- The venue must continue to comply with all public health requirements and implement COVID-Safe controls specific to the take-away portion of the business, including social distancing and queue management.
Last weekend saw a significant reduction in street drinking and people in contravention of Public Health Orders.
“We’re really pleased to see the initiative taken by the Eastern Suburbs Liquor Accord along with local police to keep people COVID safe and drive home the message that takeaway alcohol should be enjoyed at home to stop the spread,” Savary said.
“With the weather improving we know that customers in other similar locations around Sydney might be tempted to drink their alcohol out and about.
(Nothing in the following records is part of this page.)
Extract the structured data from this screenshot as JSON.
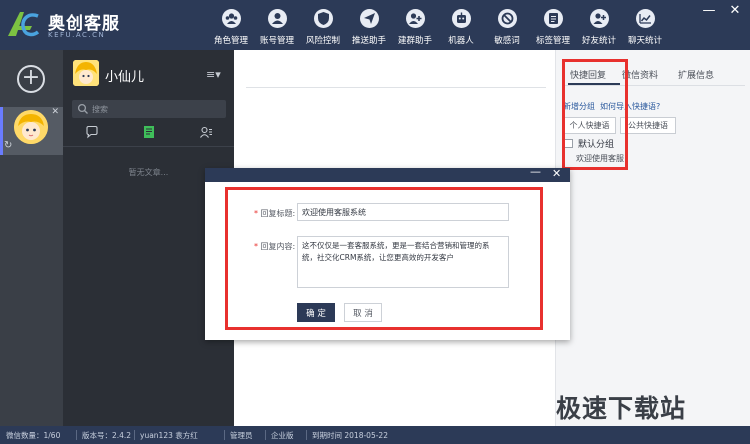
{
  "app": {
    "title": "奥创客服",
    "subtitle": "KEFU.AC.CN",
    "brand_color": "#2c3a57",
    "highlight_color": "#e8312e"
  },
  "nav": {
    "items": [
      {
        "label": "角色管理",
        "icon": "user-group-icon"
      },
      {
        "label": "账号管理",
        "icon": "account-icon"
      },
      {
        "label": "风险控制",
        "icon": "shield-icon"
      },
      {
        "label": "推送助手",
        "icon": "send-icon"
      },
      {
        "label": "建群助手",
        "icon": "group-add-icon"
      },
      {
        "label": "机器人",
        "icon": "robot-icon"
      },
      {
        "label": "敏感词",
        "icon": "forbidden-icon"
      },
      {
        "label": "标签管理",
        "icon": "tag-icon"
      },
      {
        "label": "好友统计",
        "icon": "friends-stats-icon"
      },
      {
        "label": "聊天统计",
        "icon": "chat-stats-icon"
      }
    ]
  },
  "window": {
    "minimize": "—",
    "close": "✕"
  },
  "leftcol": {
    "add": "+",
    "account_close": "✕",
    "sync": "↻"
  },
  "listcol": {
    "user_name": "小仙儿",
    "menu": "≡▾",
    "search_placeholder": "搜索",
    "empty_text": "暂无文章..."
  },
  "rightpanel": {
    "tabs": [
      "快捷回复",
      "微信资料",
      "扩展信息"
    ],
    "add_group": "新增分组",
    "import": "如何导入快捷语?",
    "type_buttons": [
      "个人快捷语",
      "公共快捷语"
    ],
    "group_label": "默认分组",
    "item": "欢迎使用客服"
  },
  "modal": {
    "minimize": "—",
    "close": "✕",
    "req_mark": "*",
    "title_label": "回复标题:",
    "title_value": "欢迎使用客服系统",
    "content_label": "回复内容:",
    "content_value": "这不仅仅是一套客服系统，更是一套结合营销和管理的系统，社交化CRM系统，让您更高效的开发客户",
    "confirm": "确 定",
    "cancel": "取 消"
  },
  "statusbar": {
    "items": [
      "微信数量：1/60",
      "版本号：2.4.2",
      "yuan123 袁方红",
      "管理员",
      "企业版",
      "到期时间 2018-05-22"
    ]
  },
  "watermark": "极速下载站"
}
We will work with Liquor Accords across the State to implement this excellent industry-driven campaign.”
Adam Purcell, Chair of Eastern Suburbs Liquor Accord, said the relaxation of takeaway alcohol regulations by Liquor & Gaming NSW allows the accord’s members to salvage some lost revenue during the lockdown period.
“This Liquor Accord initiative driven by our members is important, as it reminds patrons of the necessity to return home and enjoy their alcohol purchases in a safe environment.”
Green Pass for Hospitality
The Restaurant & Catering Association recently conducted a member-wide poll that found 63% of pub, restaurant and cafe owners want to make vaccination compulsory for workers.
“They have spoken loudly; businesses wanting the federal government to mandate vaccinations or businesses mandating vaccines for their employees,” R&CA CEO Wes Lambert told ABC.
“In many states, they are locked down and their businesses are in desperate situations. They just want their businesses to open and [to have] some stability; they can’t survive with these stop-start lockdowns.”
55% of surveyed participants also said they wanted the power to turn away unvaccinated guests.
A social media post has been doing the rounds urging the introduction of a Green Pass model similar to what has rolled out in countries including France.
Rockpool chef Corey Costelloe posted on Instagram: “Australia needs a #greenpassforhospitality. In solidarity with our fellow hospitality workers in Europe and in some parts of the US, we are pushing for a Green Pass model to be set up in Australia so that our beloved industry can have a hope of survival. As has been rolled out in the construction industry here, we are calling on the government to recognise that eligible workers who have been fully vaccinated should be allowed back to work. And that vaccinated guests that love drinking and dining with us should be allowed back in venue – especially considering socially distanced and al fresco dining options.
“To our industry; it starts with us. If you’re sick of being out of work or packing takeaway over half shifts, let’s get vaccination numbers up and rally together and for each other. Our incredible world-class hospitality and tourism industry is bleeding to death and we are now demanding action. Please share with fellow hospo workers and force the government to open us up ASAP.”
First pub vaccination centre opens
The first vaccination hub in a NSW pub has been created at Armatree Hotel in western NSW.
The hotel, owned by Ash Walker, recently teamed up with the Royal Flying Doctor Service NSW / ACT (RFDS) to provide people living in surrounding communities with a potentially life-saving COVID vaccine jab.
One doctor and two nurses from the RFDS delivered first Pzifer inoculations to more than 200 locals from across the district on Saturday, August 21 and will return to the pub in three weeks’ time to deliver second doses.
“The RFDS are based in Walgett at the moment, they had a spare day and asked if they could use the pub because it is central and well known,” Walker said.
“We organised it all in 24 hours and people travelled huge distances to come in here and get vaccinated, and get some take away food and drinks as well.
“It was great for the community, who are pretty isolated out here and can’t wait to be back sitting together in the public bar.”
Hotel chiefs beg government to save hospitality industry